Pregnancy is such an exciting time! Among all the considerations, going to the dentist may not be high on an expectant mother’s list. But it should be.
Good dental habits not only help you prevent problems during your pregnancy – they can also affect the health of your unborn child.
Read on for important dental health tips from First Impressions Pediatric Dentistry & Orthodontics that will benefit both of you.
What you eat during the nine months of pregnancy affects the development of your unborn child – including their teeth. Your baby’s teeth begin to develop between the third and sixth month of pregnancy, says Dr. Tom Turner, managing partner and pediatric dentist with First Impressions. It is especially important to receive sufficient amounts of calcium, phosphorous, and Vitamins A, C, and D, says Tom Turner, managing partner and pediatric dentist with First Impressions.
Continue to see your dentist regularly for oral exams and professional teeth cleaning. Be sure to inform your dentist that you are pregnant (or are planning to become pregnant soon).
During pregnancy, your body’s hormone levels rise considerably. This may result in red, puffy, or tender gums that tend to bleed when you brush your teeth. Be sure to contact your dentist if you are concerned. S/he may recommend more frequent cleanings during your second trimester or early third trimester to help you avoid problems.
After baby arrives, oral health care may once again not be top of mind. But as you get accustomed to numerous feedings, changings, and attempts at catching naptime (!), try to include wiping baby’s gums into your routine. “A damp washcloth or wet piece of soft gauze will wipe away any sugars left behind after each feeding,” explains Dr. Joe Jackson, pediatric dentist at First Impressions.
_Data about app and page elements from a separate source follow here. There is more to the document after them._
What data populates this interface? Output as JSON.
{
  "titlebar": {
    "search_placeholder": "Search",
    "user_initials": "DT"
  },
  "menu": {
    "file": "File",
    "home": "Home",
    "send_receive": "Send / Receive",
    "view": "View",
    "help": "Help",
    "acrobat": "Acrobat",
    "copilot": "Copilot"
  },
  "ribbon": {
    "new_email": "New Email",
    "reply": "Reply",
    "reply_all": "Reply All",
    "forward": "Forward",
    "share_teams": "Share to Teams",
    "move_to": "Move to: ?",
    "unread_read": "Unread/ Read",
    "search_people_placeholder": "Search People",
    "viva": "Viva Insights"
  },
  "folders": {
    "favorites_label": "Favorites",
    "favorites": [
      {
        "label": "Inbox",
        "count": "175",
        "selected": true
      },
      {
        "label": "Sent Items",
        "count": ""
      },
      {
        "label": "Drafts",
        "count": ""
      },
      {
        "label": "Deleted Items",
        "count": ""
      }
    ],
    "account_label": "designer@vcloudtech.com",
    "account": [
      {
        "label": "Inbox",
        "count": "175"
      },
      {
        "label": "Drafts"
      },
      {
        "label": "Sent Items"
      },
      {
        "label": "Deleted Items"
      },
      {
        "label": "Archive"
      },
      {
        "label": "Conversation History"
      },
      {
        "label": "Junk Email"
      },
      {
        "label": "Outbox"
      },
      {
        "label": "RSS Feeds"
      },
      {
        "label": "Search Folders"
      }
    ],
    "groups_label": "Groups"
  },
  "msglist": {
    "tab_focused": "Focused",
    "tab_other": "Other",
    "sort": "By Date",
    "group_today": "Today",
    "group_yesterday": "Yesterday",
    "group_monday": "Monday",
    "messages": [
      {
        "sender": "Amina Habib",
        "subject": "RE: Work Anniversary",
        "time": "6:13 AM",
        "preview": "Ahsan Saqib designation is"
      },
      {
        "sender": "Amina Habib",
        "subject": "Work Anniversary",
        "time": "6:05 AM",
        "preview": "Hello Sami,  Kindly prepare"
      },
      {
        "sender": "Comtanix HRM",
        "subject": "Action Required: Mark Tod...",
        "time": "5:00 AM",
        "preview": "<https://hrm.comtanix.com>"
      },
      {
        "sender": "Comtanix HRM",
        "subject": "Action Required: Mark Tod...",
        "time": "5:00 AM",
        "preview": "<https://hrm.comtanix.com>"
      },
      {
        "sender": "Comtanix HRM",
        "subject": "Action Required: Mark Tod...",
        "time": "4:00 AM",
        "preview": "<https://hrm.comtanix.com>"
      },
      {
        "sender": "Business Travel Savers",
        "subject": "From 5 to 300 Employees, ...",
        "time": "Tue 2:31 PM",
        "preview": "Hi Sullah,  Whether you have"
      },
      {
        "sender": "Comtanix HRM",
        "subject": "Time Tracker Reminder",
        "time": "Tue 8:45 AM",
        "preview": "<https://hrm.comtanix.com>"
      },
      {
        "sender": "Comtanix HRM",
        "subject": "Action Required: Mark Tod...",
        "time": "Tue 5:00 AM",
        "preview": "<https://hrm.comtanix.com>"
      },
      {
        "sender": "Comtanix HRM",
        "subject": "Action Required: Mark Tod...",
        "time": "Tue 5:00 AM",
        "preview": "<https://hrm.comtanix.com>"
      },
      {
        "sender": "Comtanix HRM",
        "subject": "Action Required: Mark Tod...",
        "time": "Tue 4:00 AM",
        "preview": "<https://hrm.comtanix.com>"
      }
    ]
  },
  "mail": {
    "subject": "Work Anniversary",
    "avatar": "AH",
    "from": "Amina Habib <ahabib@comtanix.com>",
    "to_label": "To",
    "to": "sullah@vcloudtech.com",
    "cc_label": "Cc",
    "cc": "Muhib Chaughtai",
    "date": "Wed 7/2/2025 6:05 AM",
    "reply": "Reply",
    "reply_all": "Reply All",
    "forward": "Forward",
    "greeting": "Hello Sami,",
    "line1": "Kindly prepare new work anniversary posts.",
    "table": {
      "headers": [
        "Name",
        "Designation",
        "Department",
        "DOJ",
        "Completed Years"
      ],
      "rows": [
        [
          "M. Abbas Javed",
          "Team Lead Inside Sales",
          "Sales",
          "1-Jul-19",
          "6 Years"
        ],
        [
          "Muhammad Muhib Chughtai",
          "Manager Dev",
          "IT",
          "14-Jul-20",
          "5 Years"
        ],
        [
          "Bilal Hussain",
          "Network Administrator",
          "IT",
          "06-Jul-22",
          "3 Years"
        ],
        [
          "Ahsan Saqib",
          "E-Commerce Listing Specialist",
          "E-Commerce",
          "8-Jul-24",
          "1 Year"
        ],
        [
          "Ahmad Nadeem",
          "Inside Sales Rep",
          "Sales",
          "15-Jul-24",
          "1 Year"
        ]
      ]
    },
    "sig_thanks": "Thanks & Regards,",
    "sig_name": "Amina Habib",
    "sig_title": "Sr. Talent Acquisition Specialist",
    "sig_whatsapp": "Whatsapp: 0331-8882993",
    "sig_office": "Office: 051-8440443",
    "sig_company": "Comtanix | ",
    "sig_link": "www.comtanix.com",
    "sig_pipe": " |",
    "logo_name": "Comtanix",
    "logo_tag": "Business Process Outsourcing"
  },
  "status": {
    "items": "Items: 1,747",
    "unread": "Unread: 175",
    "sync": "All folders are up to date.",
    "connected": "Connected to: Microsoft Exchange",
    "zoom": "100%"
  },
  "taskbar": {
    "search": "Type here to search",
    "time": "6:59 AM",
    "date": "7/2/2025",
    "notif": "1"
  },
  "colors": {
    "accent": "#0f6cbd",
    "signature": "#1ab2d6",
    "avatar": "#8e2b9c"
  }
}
Your baby’s first set of teeth – the primary or “baby” teeth – will begin to erupt about six months after birth. Unfortunately, these little pearly whites are susceptible to decay as soon as they appear in the mouth. Schedule your child’s first pediatric dentist appointment after the first tooth pokes through (and no later than the child’s first birthday). Studies show that children who visit a dentist by age one have 3.5 fewer cavities.
Moreover, strong, healthy primary teeth help your child to chew food, learn to speak clearly, and give your child’s face it’s shape and form.
Consider your child’s first dentist appointment a “well-baby check-up” for their teeth! “The appointment will include a cleaning while your child is in your lap,” explains Dr. Meghan Nation, pediatric dentist at First Impressions. She continues, “A pediatric dentist will examine your child’s teeth and you will discuss feeding habits, care of teeth, and any concerns you may have.”
In addition to the valuable conversation regarding diet, habits, and prevention of decay, early dental appointments also help establish a positive relationship between your child and their dentist! This rapport may set the stage for a lifetime of good dental habits!